◆ **Your task**
Print out every record exactly as it appears.

(Data records for software interfaces)
....................

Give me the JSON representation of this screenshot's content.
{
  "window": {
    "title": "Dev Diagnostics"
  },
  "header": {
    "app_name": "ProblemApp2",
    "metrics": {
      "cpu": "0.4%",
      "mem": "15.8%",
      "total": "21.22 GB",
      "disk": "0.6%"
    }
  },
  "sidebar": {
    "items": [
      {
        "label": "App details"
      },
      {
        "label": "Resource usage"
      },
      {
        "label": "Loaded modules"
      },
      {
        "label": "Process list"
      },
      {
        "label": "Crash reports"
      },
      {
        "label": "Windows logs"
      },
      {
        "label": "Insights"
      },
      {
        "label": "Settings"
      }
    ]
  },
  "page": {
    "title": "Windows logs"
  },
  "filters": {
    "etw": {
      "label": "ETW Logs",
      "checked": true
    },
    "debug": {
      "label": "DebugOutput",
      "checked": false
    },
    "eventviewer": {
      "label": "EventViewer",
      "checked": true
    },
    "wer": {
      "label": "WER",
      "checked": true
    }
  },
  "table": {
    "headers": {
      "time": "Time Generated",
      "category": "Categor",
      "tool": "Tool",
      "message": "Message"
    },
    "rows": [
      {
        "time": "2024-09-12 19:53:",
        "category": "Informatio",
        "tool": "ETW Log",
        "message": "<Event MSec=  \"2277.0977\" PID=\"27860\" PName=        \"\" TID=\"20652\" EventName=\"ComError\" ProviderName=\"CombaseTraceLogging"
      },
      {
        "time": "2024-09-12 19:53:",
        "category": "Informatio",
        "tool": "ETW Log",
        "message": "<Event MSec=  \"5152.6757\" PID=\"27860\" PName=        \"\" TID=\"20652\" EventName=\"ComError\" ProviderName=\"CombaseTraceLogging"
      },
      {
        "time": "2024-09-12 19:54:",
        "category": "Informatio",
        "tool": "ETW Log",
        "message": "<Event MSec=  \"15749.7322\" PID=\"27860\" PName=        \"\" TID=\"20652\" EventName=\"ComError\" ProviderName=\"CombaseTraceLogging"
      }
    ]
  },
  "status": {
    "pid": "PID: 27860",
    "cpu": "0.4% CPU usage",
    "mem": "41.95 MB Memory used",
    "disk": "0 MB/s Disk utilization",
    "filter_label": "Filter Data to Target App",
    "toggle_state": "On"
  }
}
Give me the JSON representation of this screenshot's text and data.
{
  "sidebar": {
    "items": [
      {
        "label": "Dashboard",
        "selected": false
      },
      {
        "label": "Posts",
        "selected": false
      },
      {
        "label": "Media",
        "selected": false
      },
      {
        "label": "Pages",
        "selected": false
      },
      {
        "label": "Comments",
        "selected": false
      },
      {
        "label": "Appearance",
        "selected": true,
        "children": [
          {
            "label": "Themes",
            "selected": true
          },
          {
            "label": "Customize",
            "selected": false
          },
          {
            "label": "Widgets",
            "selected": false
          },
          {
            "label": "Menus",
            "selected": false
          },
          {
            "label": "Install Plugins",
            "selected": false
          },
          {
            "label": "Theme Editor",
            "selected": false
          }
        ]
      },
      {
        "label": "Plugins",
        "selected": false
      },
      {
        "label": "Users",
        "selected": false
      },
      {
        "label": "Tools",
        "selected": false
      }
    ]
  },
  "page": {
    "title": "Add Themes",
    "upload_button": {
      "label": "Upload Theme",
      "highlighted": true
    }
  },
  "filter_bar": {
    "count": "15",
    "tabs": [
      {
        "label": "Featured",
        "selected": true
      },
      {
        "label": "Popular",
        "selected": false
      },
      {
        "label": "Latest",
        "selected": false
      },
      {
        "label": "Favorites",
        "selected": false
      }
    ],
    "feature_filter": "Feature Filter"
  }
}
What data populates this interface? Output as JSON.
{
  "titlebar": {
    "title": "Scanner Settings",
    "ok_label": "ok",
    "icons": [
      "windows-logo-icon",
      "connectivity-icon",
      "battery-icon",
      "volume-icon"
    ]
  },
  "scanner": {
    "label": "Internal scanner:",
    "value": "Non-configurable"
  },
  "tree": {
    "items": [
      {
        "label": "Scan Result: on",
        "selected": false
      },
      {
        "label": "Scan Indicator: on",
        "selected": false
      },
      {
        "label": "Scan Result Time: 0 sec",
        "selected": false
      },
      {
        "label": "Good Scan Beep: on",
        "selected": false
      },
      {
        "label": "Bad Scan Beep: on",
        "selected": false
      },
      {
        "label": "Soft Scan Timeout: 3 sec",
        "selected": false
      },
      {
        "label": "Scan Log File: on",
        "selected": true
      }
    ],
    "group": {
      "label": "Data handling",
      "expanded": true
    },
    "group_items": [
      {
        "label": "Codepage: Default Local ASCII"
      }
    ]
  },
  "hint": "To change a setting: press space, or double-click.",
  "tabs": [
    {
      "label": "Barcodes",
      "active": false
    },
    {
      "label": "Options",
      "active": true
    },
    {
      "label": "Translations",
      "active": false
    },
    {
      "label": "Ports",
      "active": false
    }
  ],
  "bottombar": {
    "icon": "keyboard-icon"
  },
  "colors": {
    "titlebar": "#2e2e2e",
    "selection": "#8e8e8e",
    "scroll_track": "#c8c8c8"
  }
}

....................

◆ **Answer to the exercise**
Give me the JSON representation of this screenshot's content.
{
  "window": {
    "title": "Dev Diagnostics"
  },
  "header": {
    "app_name": "ProblemApp2",
    "metrics": {
      "cpu": "0.4%",
      "mem": "15.8%",
      "total": "21.22 GB",
      "disk": "0.6%"
    }
  },
  "sidebar": {
    "items": [
      {
        "label": "App details"
      },
      {
        "label": "Resource usage"
      },
      {
        "label": "Loaded modules"
      },
      {
        "label": "Process list"
      },
      {
        "label": "Crash reports"
      },
      {
        "label": "Windows logs"
      },
      {
        "label": "Insights"
      },
      {
        "label": "Settings"
      }
    ]
  },
  "page": {
    "title": "Windows logs"
  },
  "filters": {
    "etw": {
      "label": "ETW Logs",
      "checked": true
    },
    "debug": {
      "label": "DebugOutput",
      "checked": false
    },
    "eventviewer": {
      "label": "EventViewer",
      "checked": true
    },
    "wer": {
      "label": "WER",
      "checked": true
    }
  },
  "table": {
    "headers": {
      "time": "Time Generated",
      "category": "Categor",
      "tool": "Tool",
      "message": "Message"
    },
    "rows": [
      {
        "time": "2024-09-12 19:53:",
        "category": "Informatio",
        "tool": "ETW Log",
        "message": "<Event MSec=  \"2277.0977\" PID=\"27860\" PName=        \"\" TID=\"20652\" EventName=\"ComError\" ProviderName=\"CombaseTraceLogging"
      },
      {
        "time": "2024-09-12 19:53:",
        "category": "Informatio",
        "tool": "ETW Log",
        "message": "<Event MSec=  \"5152.6757\" PID=\"27860\" PName=        \"\" TID=\"20652\" EventName=\"ComError\" ProviderName=\"CombaseTraceLogging"
      },
      {
        "time": "2024-09-12 19:54:",
        "category": "Informatio",
        "tool": "ETW Log",
        "message": "<Event MSec=  \"15749.7322\" PID=\"27860\" PName=        \"\" TID=\"20652\" EventName=\"ComError\" ProviderName=\"CombaseTraceLogging"
      }
    ]
  },
  "status": {
    "pid": "PID: 27860",
    "cpu": "0.4% CPU usage",
    "mem": "41.95 MB Memory used",
    "disk": "0 MB/s Disk utilization",
    "filter_label": "Filter Data to Target App",
    "toggle_state": "On"
  }
}
Give me the JSON representation of this screenshot's text and data.
{
  "sidebar": {
    "items": [
      {
        "label": "Dashboard",
        "selected": false
      },
      {
        "label": "Posts",
        "selected": false
      },
      {
        "label": "Media",
        "selected": false
      },
      {
        "label": "Pages",
        "selected": false
      },
      {
        "label": "Comments",
        "selected": false
      },
      {
        "label": "Appearance",
        "selected": true,
        "children": [
          {
            "label": "Themes",
            "selected": true
          },
          {
            "label": "Customize",
            "selected": false
          },
          {
            "label": "Widgets",
            "selected": false
          },
          {
            "label": "Menus",
            "selected": false
          },
          {
            "label": "Install Plugins",
            "selected": false
          },
          {
            "label": "Theme Editor",
            "selected": false
          }
        ]
      },
      {
        "label": "Plugins",
        "selected": false
      },
      {
        "label": "Users",
        "selected": false
      },
      {
        "label": "Tools",
        "selected": false
      }
    ]
  },
  "page": {
    "title": "Add Themes",
    "upload_button": {
      "label": "Upload Theme",
      "highlighted": true
    }
  },
  "filter_bar": {
    "count": "15",
    "tabs": [
      {
        "label": "Featured",
        "selected": true
      },
      {
        "label": "Popular",
        "selected": false
      },
      {
        "label": "Latest",
        "selected": false
      },
      {
        "label": "Favorites",
        "selected": false
      }
    ],
    "feature_filter": "Feature Filter"
  }
}
What data populates this interface? Output as JSON.
{
  "titlebar": {
    "title": "Scanner Settings",
    "ok_label": "ok",
    "icons": [
      "windows-logo-icon",
      "connectivity-icon",
      "battery-icon",
      "volume-icon"
    ]
  },
  "scanner": {
    "label": "Internal scanner:",
    "value": "Non-configurable"
  },
  "tree": {
    "items": [
      {
        "label": "Scan Result: on",
        "selected": false
      },
      {
        "label": "Scan Indicator: on",
        "selected": false
      },
      {
        "label": "Scan Result Time: 0 sec",
        "selected": false
      },
      {
        "label": "Good Scan Beep: on",
        "selected": false
      },
      {
        "label": "Bad Scan Beep: on",
        "selected": false
      },
      {
        "label": "Soft Scan Timeout: 3 sec",
        "selected": false
      },
      {
        "label": "Scan Log File: on",
        "selected": true
      }
    ],
    "group": {
      "label": "Data handling",
      "expanded": true
    },
    "group_items": [
      {
        "label": "Codepage: Default Local ASCII"
      }
    ]
  },
  "hint": "To change a setting: press space, or double-click.",
  "tabs": [
    {
      "label": "Barcodes",
      "active": false
    },
    {
      "label": "Options",
      "active": true
    },
    {
      "label": "Translations",
      "active": false
    },
    {
      "label": "Ports",
      "active": false
    }
  ],
  "bottombar": {
    "icon": "keyboard-icon"
  },
  "colors": {
    "titlebar": "#2e2e2e",
    "selection": "#8e8e8e",
    "scroll_track": "#c8c8c8"
  }
}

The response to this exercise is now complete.